St.Mary’s Cathedral, St. Cloud, Minnesota
Rebuilt between 1922 and 1931 this church was designed to replicate the 3rd Century basilica-style Romanesque church in Ravenna. So it is not surprising that the architect included a number of decorative features found in Christian churches in those early centuries.
Some of these decorative features incorporated representations of the early Crux Gammata, or Gammadion, that appeared in many early iconographic contexts, not least in the Christian catacombs of Rome. The Gammadion so termed as it was deemed to have originated from 4 capital Greek gammas juxtaposed thus having the appearance of a traditional rectilinear Swastika.
Alternating with the Gammadion there appeared representations of the Basque Cross or Lauburu, a very distinctive curvilinear form of the Swastika, though not nearly so frequently encountered as the rectilinear form.
In the period of its construction these symbols would not have presented any problem as they had been generally accepted as legitimate variants of the Greek or Roman Christian Cross for centuries.
It was only in the mid-1930s that perceived similarity with the Nazi insignia began to cause responses ranging from mild surprise to outright consternation that such a symbol should appear on a Christian church. Books by Rudyard Kipling were provoking similar responses in this period and by 1933 Swastikas had been expunged from the covers of his books.
The church authorities felt that they had to make a decision. There were two options; either they had to retain these ‘suspect’ discs and provide an explanation to visitors, or they had to have them removed and replaced with softer symbols of catholic spirituality.

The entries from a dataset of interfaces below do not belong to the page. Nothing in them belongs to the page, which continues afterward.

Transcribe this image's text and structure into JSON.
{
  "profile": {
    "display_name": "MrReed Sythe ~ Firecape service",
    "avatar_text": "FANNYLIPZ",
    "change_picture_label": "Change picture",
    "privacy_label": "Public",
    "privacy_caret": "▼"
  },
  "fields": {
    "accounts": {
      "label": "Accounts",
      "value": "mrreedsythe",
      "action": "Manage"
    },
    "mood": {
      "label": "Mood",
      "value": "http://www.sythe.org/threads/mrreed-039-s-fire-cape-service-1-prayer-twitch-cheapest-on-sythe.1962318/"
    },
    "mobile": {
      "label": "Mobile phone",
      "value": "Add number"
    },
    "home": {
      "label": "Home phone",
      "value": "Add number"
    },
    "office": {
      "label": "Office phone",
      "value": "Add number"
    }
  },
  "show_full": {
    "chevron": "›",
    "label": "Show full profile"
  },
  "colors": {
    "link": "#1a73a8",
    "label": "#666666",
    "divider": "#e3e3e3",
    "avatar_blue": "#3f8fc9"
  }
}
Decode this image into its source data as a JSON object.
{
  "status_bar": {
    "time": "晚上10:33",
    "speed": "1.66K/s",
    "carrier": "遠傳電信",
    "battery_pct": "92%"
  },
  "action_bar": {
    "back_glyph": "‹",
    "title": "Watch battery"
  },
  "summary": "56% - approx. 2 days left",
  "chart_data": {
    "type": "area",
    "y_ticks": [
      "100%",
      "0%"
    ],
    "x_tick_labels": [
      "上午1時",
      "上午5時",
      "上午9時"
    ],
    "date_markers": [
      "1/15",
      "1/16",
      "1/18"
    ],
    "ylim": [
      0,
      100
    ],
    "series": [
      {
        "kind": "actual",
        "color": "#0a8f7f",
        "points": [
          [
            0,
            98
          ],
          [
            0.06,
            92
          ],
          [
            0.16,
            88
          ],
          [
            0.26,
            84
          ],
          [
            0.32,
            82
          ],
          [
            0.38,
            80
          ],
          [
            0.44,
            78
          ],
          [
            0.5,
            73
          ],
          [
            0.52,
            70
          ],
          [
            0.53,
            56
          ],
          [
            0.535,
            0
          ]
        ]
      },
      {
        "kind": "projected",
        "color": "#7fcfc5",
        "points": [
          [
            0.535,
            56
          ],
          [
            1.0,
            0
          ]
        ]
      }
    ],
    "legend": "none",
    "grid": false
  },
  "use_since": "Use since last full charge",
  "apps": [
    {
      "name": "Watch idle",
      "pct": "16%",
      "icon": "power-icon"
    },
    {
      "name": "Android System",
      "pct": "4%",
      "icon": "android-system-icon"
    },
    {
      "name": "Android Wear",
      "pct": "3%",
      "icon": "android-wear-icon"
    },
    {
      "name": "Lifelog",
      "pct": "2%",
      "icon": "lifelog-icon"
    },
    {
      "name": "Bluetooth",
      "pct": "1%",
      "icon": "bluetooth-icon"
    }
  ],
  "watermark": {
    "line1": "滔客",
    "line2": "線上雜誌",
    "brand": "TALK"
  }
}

They finally decided to have them removed in May 2006 and provide a permanent display within the Cathedral, to inform visitors of what had been a significant feature up till then.